The author reconstructs the movement from cold to warm architecture, reintroduces energy to the discussion, and reminds the reader the sense of touch is necessary to an understanding of the environment. Illustrations.
This book sets out the conditions under which the need for a new approach to the production of architecture in the twenty-first century is established, where our homes and cities are facing increasing pressures from environmental challenges that are compromising our lives and well being. Vibrant architecture embodies a new kind of architectural design practice that explores how lively materials, or 'vibrant matter', may be incorporated into our buildings to confer on them some of the properties of living things, such as movement, growth, sensitivity and self-repair. The theoretical and practical implications of how this may occur are explored through the application of a new group of materials. Characteristically, these substances possess some of the properties of living systems but may not have the full status of being truly alive. They include forms of chemical artificial life such as 'dynamic droplets' or synthetically produced soils. As complex systems, they are able to communicate directly with the natural world using a shared language of chemistry and so, negotiate their continued survival in a restless world. Vibrant architecture may create new opportunities for architectural design practice that venture beyond top-down form-finding programs, by enabling architects to co-design in partnership with human and nonhuman collectives, which result from the production of post natural landscapes. Ultimately, vibrant architecture may operate as an ecological platform for human development that augments the liveliness of our planet, rather than diminishes it.

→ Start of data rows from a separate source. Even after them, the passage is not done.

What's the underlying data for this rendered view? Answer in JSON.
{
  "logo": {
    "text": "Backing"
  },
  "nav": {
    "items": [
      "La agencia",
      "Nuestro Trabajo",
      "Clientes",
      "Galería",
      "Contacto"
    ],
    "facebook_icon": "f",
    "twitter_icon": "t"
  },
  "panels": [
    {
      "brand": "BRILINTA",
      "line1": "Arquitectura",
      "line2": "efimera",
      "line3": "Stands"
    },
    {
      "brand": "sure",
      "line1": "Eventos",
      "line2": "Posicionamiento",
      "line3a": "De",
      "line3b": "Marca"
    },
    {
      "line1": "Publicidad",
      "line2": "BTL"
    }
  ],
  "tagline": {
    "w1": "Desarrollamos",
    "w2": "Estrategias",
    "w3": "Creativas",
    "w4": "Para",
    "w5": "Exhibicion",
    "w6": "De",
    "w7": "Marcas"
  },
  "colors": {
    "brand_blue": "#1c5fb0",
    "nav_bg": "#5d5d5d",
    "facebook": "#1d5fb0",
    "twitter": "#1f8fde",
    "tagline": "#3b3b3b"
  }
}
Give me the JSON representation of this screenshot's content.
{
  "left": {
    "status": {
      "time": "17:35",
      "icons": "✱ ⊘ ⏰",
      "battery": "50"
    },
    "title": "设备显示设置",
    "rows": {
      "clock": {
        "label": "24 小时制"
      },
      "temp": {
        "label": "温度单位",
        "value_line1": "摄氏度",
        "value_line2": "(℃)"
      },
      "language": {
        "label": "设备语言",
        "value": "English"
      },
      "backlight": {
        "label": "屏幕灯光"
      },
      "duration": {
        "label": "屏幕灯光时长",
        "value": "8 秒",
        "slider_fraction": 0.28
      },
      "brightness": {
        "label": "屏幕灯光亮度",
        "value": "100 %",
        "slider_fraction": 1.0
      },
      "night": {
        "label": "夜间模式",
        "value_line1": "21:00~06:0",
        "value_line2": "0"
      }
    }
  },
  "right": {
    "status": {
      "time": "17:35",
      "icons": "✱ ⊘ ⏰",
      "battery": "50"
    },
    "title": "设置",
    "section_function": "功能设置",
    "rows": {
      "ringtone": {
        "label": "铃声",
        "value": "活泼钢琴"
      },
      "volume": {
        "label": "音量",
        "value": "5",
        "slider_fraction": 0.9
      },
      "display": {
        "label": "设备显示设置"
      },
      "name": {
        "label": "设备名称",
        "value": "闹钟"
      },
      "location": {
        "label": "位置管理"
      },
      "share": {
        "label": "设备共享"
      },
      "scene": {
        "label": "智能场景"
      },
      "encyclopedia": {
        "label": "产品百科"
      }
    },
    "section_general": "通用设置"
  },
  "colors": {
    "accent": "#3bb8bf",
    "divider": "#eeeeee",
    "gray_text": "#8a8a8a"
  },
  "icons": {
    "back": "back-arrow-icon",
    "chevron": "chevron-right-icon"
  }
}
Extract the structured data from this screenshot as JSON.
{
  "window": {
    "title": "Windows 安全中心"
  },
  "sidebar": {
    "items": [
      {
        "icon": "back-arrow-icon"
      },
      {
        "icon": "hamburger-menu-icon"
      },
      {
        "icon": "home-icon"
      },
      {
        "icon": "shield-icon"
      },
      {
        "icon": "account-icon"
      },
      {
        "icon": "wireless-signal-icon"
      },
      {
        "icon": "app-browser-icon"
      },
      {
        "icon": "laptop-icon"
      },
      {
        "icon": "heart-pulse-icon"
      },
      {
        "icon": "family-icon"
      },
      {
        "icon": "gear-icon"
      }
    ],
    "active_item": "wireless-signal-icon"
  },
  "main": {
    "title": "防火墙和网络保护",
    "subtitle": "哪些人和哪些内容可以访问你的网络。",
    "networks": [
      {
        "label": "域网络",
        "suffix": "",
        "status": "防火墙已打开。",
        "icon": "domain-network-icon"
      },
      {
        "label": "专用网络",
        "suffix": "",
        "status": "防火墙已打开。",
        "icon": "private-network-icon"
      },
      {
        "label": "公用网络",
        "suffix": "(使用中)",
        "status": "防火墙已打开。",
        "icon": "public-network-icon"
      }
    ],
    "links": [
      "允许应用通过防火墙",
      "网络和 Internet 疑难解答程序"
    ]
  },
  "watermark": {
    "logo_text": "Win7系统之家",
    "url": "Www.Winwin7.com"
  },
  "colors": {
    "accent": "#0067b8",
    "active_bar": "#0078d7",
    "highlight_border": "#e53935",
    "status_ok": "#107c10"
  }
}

Resilience will be a defining quality of the twenty-first century. As we witness the increasingly turbulent effects of climate change, the multiple challenges of resource depletion and wage stagnation, we know that our current ways of living are not resilient. Our urban infrastructures, our buildings, our economies, our ways of managing and governing are still too tightly bound to models of unrestrained free-market growth, individualism and consumerism. Research has shown that the crises arising from climate change will become increasingly frequent and increasingly severe. It is also known that the effects of climate change are not evenly distributed across places and people, and neither are the resources needed to meet these challenges. We will need specific responses in place that engage with, and emerge from, citizens ourselves. This volume takes resilience as a transformative concept to ask where and what architecture might contribute. Bringing together cross-disciplinary perspectives from architecture, urban design, art, geography, building science and psychoanalysis, it aims to open up multiple perspectives of research, spatial strategies and projects that are testing how we can build local resilience in preparation for major societal challenges, defining the position of architecture in urban resilience discourse.